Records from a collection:
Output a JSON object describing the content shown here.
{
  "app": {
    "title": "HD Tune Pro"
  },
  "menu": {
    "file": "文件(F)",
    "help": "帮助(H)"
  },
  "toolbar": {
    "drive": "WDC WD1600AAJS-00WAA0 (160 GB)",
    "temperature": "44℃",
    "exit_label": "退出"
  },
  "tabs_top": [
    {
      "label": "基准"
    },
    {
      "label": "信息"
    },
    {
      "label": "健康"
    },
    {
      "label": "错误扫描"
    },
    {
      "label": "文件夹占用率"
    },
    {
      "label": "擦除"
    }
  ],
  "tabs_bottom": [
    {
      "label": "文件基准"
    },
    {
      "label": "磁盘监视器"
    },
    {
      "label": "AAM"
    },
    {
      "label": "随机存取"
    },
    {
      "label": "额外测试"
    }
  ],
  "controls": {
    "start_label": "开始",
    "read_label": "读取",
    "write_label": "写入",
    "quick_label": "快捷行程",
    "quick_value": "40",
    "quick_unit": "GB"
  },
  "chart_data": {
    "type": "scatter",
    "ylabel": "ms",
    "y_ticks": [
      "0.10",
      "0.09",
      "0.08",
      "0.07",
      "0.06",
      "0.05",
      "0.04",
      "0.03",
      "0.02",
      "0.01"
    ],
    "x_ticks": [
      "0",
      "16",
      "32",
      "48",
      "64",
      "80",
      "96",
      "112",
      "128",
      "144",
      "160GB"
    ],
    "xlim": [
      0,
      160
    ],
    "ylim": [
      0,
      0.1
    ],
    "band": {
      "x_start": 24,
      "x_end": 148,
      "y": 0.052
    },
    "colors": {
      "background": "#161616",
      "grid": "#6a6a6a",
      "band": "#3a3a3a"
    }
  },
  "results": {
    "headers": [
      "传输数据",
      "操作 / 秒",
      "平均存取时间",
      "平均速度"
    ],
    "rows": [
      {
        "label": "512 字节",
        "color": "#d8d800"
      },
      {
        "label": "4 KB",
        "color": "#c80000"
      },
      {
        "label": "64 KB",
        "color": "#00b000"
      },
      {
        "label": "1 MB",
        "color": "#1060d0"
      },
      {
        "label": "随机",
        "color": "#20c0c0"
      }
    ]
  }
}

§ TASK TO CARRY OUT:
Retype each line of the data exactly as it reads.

§ TASK RESPONSE:
Output a JSON object describing the content shown here.
{
  "app": {
    "title": "HD Tune Pro"
  },
  "menu": {
    "file": "文件(F)",
    "help": "帮助(H)"
  },
  "toolbar": {
    "drive": "WDC WD1600AAJS-00WAA0 (160 GB)",
    "temperature": "44℃",
    "exit_label": "退出"
  },
  "tabs_top": [
    {
      "label": "基准"
    },
    {
      "label": "信息"
    },
    {
      "label": "健康"
    },
    {
      "label": "错误扫描"
    },
    {
      "label": "文件夹占用率"
    },
    {
      "label": "擦除"
    }
  ],
  "tabs_bottom": [
    {
      "label": "文件基准"
    },
    {
      "label": "磁盘监视器"
    },
    {
      "label": "AAM"
    },
    {
      "label": "随机存取"
    },
    {
      "label": "额外测试"
    }
  ],
  "controls": {
    "start_label": "开始",
    "read_label": "读取",
    "write_label": "写入",
    "quick_label": "快捷行程",
    "quick_value": "40",
    "quick_unit": "GB"
  },
  "chart_data": {
    "type": "scatter",
    "ylabel": "ms",
    "y_ticks": [
      "0.10",
      "0.09",
      "0.08",
      "0.07",
      "0.06",
      "0.05",
      "0.04",
      "0.03",
      "0.02",
      "0.01"
    ],
    "x_ticks": [
      "0",
      "16",
      "32",
      "48",
      "64",
      "80",
      "96",
      "112",
      "128",
      "144",
      "160GB"
    ],
    "xlim": [
      0,
      160
    ],
    "ylim": [
      0,
      0.1
    ],
    "band": {
      "x_start": 24,
      "x_end": 148,
      "y": 0.052
    },
    "colors": {
      "background": "#161616",
      "grid": "#6a6a6a",
      "band": "#3a3a3a"
    }
  },
  "results": {
    "headers": [
      "传输数据",
      "操作 / 秒",
      "平均存取时间",
      "平均速度"
    ],
    "rows": [
      {
        "label": "512 字节",
        "color": "#d8d800"
      },
      {
        "label": "4 KB",
        "color": "#c80000"
      },
      {
        "label": "64 KB",
        "color": "#00b000"
      },
      {
        "label": "1 MB",
        "color": "#1060d0"
      },
      {
        "label": "随机",
        "color": "#20c0c0"
      }
    ]
  }
}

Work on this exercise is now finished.